My favorite professor in school described film, the field of study I studied and subsequently worked in during my time before Challenge Detroit, as a really beautiful collaborative experience. Each department works in their own little world–camera department preps lenses and sets the camera, lighting gives the scene life and nuance, production prints anything anyone tells them to, and the director rehearses with actors in between bouts of wardrobe and makeup. For a time, one could forget that we are all working toward a common goal, but like clockwork, the dull roar of a film set starts to mellow out as each department approaches their own finish line, and each person on set starts to see their piece of the process come into focus. When it’s time to actually shoot the scene, each person, in their own world, working toward their own goal, only thinking about their own responsibilities, grow quiet to capture the moments that will eventually be put together into a final film, commercial or music video. For a little while, you could forget that we were all working toward the same goal, but when everyone gets quiet at the same time, peering over shoulders to get a look at the monitor, standing in the next room looking at the whole scene from just out of frame, it becomes a very poignant reminder that we are all working together, that we all love our work, and that each of us played a small but not insignificant role in the creation of this thing none of us would have been able to do on our own.

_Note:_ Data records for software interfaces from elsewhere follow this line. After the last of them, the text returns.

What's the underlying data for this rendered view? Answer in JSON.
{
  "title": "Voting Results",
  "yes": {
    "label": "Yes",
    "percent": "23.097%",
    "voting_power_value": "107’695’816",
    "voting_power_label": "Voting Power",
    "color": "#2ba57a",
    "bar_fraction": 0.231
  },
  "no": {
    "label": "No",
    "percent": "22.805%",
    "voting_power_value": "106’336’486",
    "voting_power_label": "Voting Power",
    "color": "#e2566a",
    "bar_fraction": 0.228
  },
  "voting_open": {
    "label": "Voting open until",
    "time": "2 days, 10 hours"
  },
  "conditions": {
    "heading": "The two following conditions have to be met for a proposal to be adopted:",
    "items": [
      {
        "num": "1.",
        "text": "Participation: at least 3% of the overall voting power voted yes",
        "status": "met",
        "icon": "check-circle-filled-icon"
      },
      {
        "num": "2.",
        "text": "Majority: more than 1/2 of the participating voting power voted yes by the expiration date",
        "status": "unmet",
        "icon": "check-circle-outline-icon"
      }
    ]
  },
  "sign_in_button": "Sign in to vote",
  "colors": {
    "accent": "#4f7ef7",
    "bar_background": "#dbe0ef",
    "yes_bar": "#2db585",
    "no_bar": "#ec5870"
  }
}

When I first started Challenge Detroit, I was nervous. Nervous about living in a new city without a built-in network of friends, nervous about whether I was choosing the right path by sidelining my film work and nervous about a job in motorsports that I knew very little about. I am happy to say, in the closing weeks of the fellowship, that none of those difficult details carried themselves through to the end of the fellowship. I have developed a new network of friends and collaborators in Detroit whom I can no longer imagine my life without, I am a motorsports fan to the extreme and will love to watch IndyCar and IMSA even when my job no longer requires me to be knowledgeable of it and I am no longer worried that I made the wrong choice, largely because of the work I did on my impact project.
For the final project of my Challenge year, I worked with Cinema Detroit, a non-profit that is also the only 7 day-a-week, first-run movie theater in Greater Downtown. Working toward greater awareness and retention of patrons for the theater, I developed new interior design and lobby programming, created social media strategies and artifacts, and developed a sponsor strategy for Cinema Detroit to gain new collaborators in business and community spaces. Being able to work so closely with Paula and Tim Guthat, the owners of the theater, showed me how important it is to continue to support all of the pieces of the work that you love. Even if it is a small theater with two screens, supporting that space through patronage and labor supports the larger film culture of a city, and that is work that I have always been passionate about and am so proud to have been able to work toward during my Challenge year.
While I was nervous that I might not be able to work in the beautiful collaborative space of a film set during my Challenge year, I was surprised and fulfilled to be able to work in my own zone, almost lose sight of the goal me and my team were working towards, before realizing that each of our efforts were working toward a greater goal that I was able to see come to fruition. In our Challenge non-profit work, during the third team project working with Century Forward in the Fitzgerald neighborhood, my team was tasked with creating a residents association guide. Each of us worked on a small piece of the product, and in the days and weeks and hours leading up to the end of the project, sometimes it felt like we were all working on separate parts of the goal and that the sum of our efforts were greater than the pieces on their own. Those moments when we can all take a breath, see our work come together in predicted and unexpected ways, and know that together we have created something none of us would have been able to complete on our own–those are the moments I was scared to lose when I started my Challenge year, the moments I am so grateful were present in my Challenge year and the moments that I will always remember about my Challenge year.